As I reflect back on the nearly thirty years I knew Dr. McCune, there are a number of things I owe him. My final call to him was another effort to express my deep gratitude for his impact on my life and ministry. Most recently I owe to Dr. McCune the permission to use his systematic theology notes in my early classes here at Central. I had finished my PhD in 2004 and was hired in July to begin teaching that fall. I taught Church History and half of the Systematic Theology classes. After nearly twenty years in mission and pastoral work, I needed good teaching material for students. Dr. McCune cheerily gave me permission to use his material which was so formative in my own thinking. I unapologetically used his theology notes in my early years as I worked to build my church history notes. It was fitting that I do this anyway. As a student, I was pastoring and I would periodically tell Dr. McCune on Mondays that “we” preached a great sermon the previous Sunday. With his content and my delivery, we knocked it out of the park! His thinking was clear and concise and eminently preachable. My church was well-fed whenever I used his content to help me discuss theological concepts.
He was a great teacher, a clear thinker, and I am glad to say, a personal friend. During his retirement, I would periodically call him to “talk shop.” Even after his retirement, he stayed active and enjoyed his family, and he always found time for a conversation. I appreciated his abiding influence in my life and I told him that I “took him with me” as I traveled the world teaching. Professors leave hidden marks on the lives of their students, especially professors from whom students take multiple classes. I took every “McCune class” DBTS had to offer. I wanted to know what he thought and was glad for the exercise of another course with him. When new students came to seminary, I would counsel them to “take all the McCune classes you can. Who knows when he will retire!” He was then in his sixties and would teach until he was seventy-five, but I didn’t want my friends to miss out on Dr. McCune.
I am grateful that in the providence of God I was directed to Detroit Baptist Theological Seminary during the apex of the McCune years. He was in his prime having taught seminary classes for over twenty years. He knew his material and he knew his God. That which he passed to me has stood me in good stead during my fifteen years here at Central. I thank God for Rolland D. McCune. Congratulations, Dr. McCune, on a race well run.
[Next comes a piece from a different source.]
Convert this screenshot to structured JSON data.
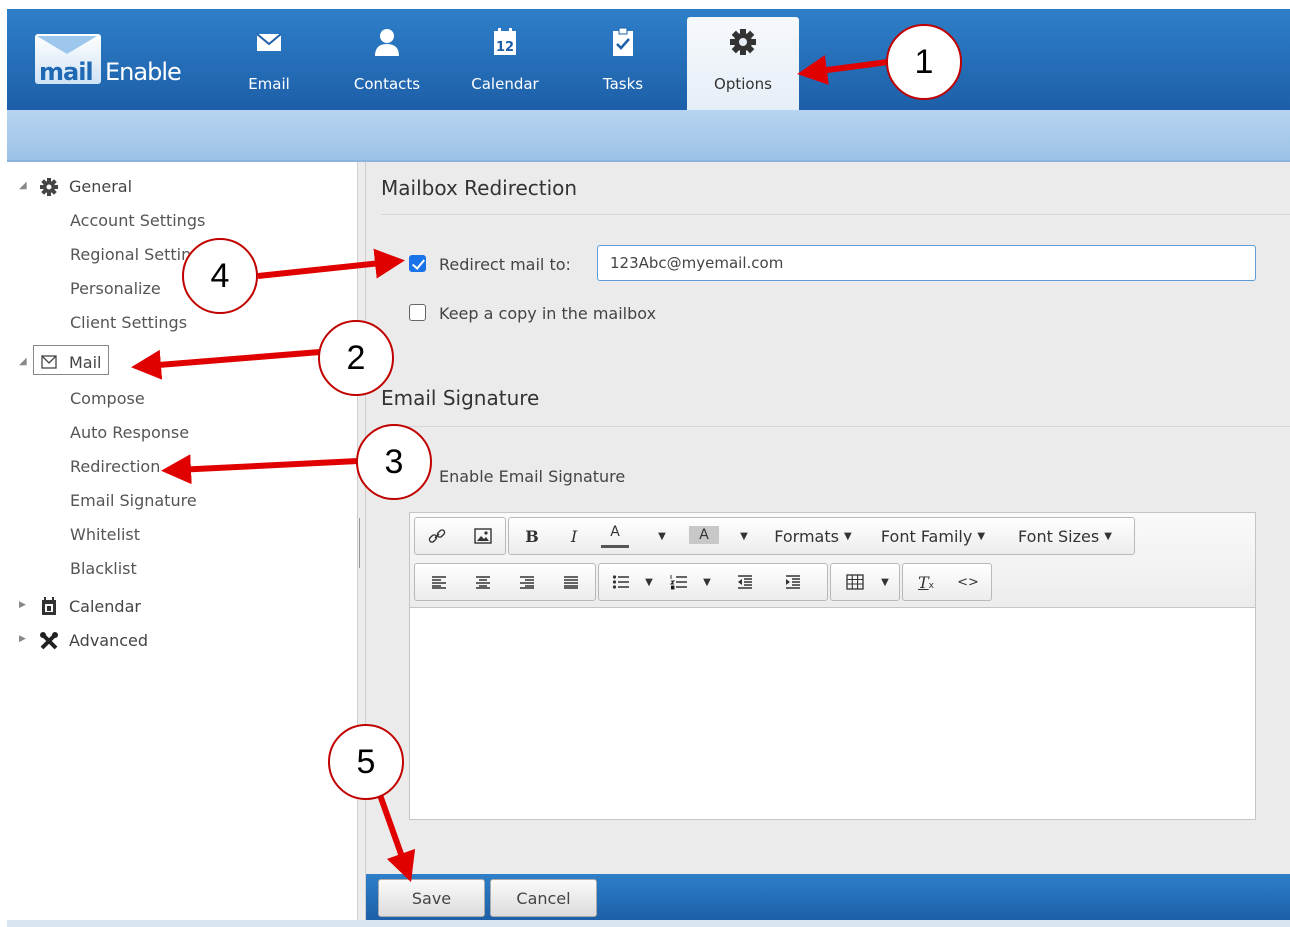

We will miss you. “Precious in the sight of the Lord is the death of his saints” (Psalm 116:15). Soli Deo Gloria.
This essay is by Jeff Straub, Professor of Historical and Systematic Theology at Central Baptist Theological Seminary. Not every one of the professors, students, or alumni of Central Seminary necessarily agrees with every opinion that it expresses.
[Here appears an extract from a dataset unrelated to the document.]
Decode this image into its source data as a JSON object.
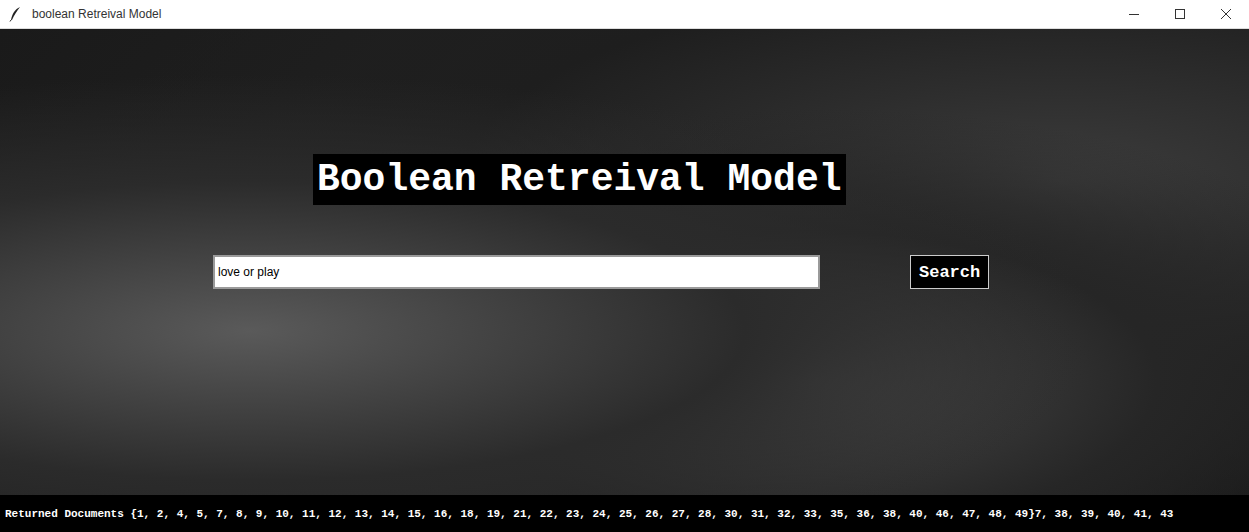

Now Let Our Mourning Hearts Revive
Philip Doddridge (1702–1751)
Now let our mourning hearts revive,
And all our tears be dry;
Why should those eyes be drowned in grief
Which view a Savior nigh?
What though the arm of conquering death
Does God’s own house invade?
What though the prophet and the priest
Be numbered with the dead?
Though earthly shepherds dwell in dust,
The agèd and the young,
The watchful eye, in darkness closed,
And mute th’instructive tongue;
The Eternal Shepherd still survives,
New comfort to impart;
His eye still guides us, and His voice
Still animates our heart.
“Lo! I am with you,” saith the Lord,
“My Church shall safe abide;
For I will ne’er forsake My own,
Whose souls in Me confide.”
Through every scene of life and death,
This promise is our trust;
And this shall be our children’s song,
When we are cold in dust.